Table of Contents

Welcome to our Spring 2016 issue:"Azalea Blossom"

Practitioners of modern haiga may choose to draw or paint their images using traditional means, and then scan them for online presentation. They may choose to use a digital photograph, with or without artistic enhancement in Photoshop or another software package. Or they may choose to create a digital image from scratch using one or more of the many digital art apps that are now available. This issue of Haigaonline includes images in all of the above categories. But that's just half of it.

If any thing, it's the text that is more important. As Alexis Rotella once said to me, the haiku is what the haiga hangs on. Most often, of course, the text is a haiku, though the haiga sections in prominent haiku publications often include senryu, tanka, short haibun or other kinds of poems. What interests me is that using other kinds of poems—even tanka—link differently to images, in ways that can be successful on their own terms but are not, strictly speaking, haiga.

Sometimes you learn more about what something is by practicing what it isn't. I've been giving the past several issues of Haigaonline to investigating text/image interrelationships. If you've been following us, you'll have noticed the challenges and features devoted to concrete poems, found haiku and ekphrasis. In this issue we have more installments on the project, most notably Ron C. Moss's "Red Seal" series with its kanji graphics, and the Poem this Painting Challenge. In this context, we invite you to think about text/ image relationships in Susan Constable's and Llaesa North's collaborative photo haiga, in Anita Virgil's "Editor's Choice" pairing of a haiku by John Stevenson with photograph by Lisa Pitcher, and in Emily Romano's solo works. Does the process by which the haiga came into being color the reading?

Though I generally start jotting down ideas an issue ahead, this time, inspiration was slow in coming. Not till I had finished making most of the pages and set the computer aside did my thoughts turned to Mary's painting for the challenge: a tree-lined road with flowering shrubbery that bends upward toward a tiny white hip-roofed house with Greek Revival columns.

In real life it is Stewartfield, on the grounds of Spring Hill College in Mobile AL. The ante-bellum house is generally photographed in perspective view through the tunnel of southern live oaks and azaleas along the allée. Mary's birds-eye view has an imaginary quality and not surprisingly, several of the submissions spoke of journey, of childhood memories, or of home.

Knowing that azalea (躑躅, tsutsuji) is a kigo for late spring, I began to search for old master haiku with this season reference and indeed found wonderful examples by Buson, Issa and Shiki.

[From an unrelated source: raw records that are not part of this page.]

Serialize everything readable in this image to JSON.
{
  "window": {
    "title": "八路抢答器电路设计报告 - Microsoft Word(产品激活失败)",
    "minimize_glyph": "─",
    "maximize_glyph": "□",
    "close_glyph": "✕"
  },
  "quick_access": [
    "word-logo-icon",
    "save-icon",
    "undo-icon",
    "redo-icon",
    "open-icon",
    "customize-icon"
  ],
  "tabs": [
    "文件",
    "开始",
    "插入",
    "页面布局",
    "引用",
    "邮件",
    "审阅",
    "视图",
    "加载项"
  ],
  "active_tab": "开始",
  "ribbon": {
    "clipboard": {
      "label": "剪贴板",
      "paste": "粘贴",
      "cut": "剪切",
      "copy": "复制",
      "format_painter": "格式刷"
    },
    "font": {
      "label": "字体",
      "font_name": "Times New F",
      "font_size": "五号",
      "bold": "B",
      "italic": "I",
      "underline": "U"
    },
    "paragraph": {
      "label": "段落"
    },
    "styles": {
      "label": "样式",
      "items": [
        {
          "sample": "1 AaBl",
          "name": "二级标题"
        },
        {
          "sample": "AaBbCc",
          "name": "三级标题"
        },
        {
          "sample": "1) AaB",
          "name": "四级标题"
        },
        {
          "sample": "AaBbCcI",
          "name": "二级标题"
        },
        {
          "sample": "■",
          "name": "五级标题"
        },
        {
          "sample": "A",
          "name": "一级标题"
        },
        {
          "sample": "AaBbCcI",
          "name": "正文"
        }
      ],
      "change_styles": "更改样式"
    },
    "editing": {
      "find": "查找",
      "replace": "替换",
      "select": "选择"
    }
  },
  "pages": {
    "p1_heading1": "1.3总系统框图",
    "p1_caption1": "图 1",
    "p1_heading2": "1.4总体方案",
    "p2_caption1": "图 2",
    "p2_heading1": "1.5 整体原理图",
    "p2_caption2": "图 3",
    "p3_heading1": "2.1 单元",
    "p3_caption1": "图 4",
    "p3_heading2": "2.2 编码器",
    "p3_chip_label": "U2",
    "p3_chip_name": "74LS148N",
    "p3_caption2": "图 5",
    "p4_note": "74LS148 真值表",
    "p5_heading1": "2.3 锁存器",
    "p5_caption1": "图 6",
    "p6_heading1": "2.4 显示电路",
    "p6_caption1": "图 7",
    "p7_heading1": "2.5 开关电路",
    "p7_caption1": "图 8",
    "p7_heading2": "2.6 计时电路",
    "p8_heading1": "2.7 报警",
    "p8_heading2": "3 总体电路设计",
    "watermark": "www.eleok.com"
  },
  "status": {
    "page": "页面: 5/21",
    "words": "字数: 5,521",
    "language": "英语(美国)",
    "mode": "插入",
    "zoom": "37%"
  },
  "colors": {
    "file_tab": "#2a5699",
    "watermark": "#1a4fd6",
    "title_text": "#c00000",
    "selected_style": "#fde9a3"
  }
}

Still, it was Basho's that seemed most to speak to the painting.

a lonely nun
in her straw-thatched hut—
white azaleas

(1690, tr. Gabi Greve)

In 1690 he also wrote "The Hut of the Phantom Dwelling", his famous haibun on age and the pleasures of solitude in a hut by Lake Biwa where he stayed from late spring into summer that year. Though Burton Watson's translation is more commonly cited, I'm also attracted to Donald Keene's which calls the it "the Unreal Dwelling". "It was the beginning of the fourth moon when I arrived, and the azaleas were still blossoming. Mountain wisteria hung on the pines. Cuckoos frequently few past, and there were visits from the swallows. . . "

"Yet isn't it true that there's no place that's not an unreal dwelling," he reasons, then closes with a haiku about a Japanese stone oak:

for now I'll rely
on the pasania tree:
summer grove

Not having read this haibun for several years, I've now renewed my acquaintance, and it colors how I read Mary's painting.

Azalea it shall be for the issue's theme.

As for graphics for the issue, I went web browsing for azalea-themed ukiyo-e and soon found examples by Utagawa Hiroshige (1866) and Kono Bairei (1900), and a teahouse in a pine forest with azaleas by Yoshida Hiroshi (1938), but the one I'll choose is by Katsushika Hokusai (1828), though it's actually satsumi, a later blooming azalea and mid-summer kigo. It's readily available at Wikimedia Commons, on the websites of museums with copies in their collections, and even on shopping sites such as Zazzle.

So, welcome to our "Azalea Blossoms" issue!

ONE FINAL NOTE: I'll be gone for much of the summer and we won't be doing our usual Gallery. See you for the fall issue, when we'll be unveiling a new long-term project and our Challenge will be "Comfort Food". Click on the left bar for instructions on submitting.

Linda Papanicolaou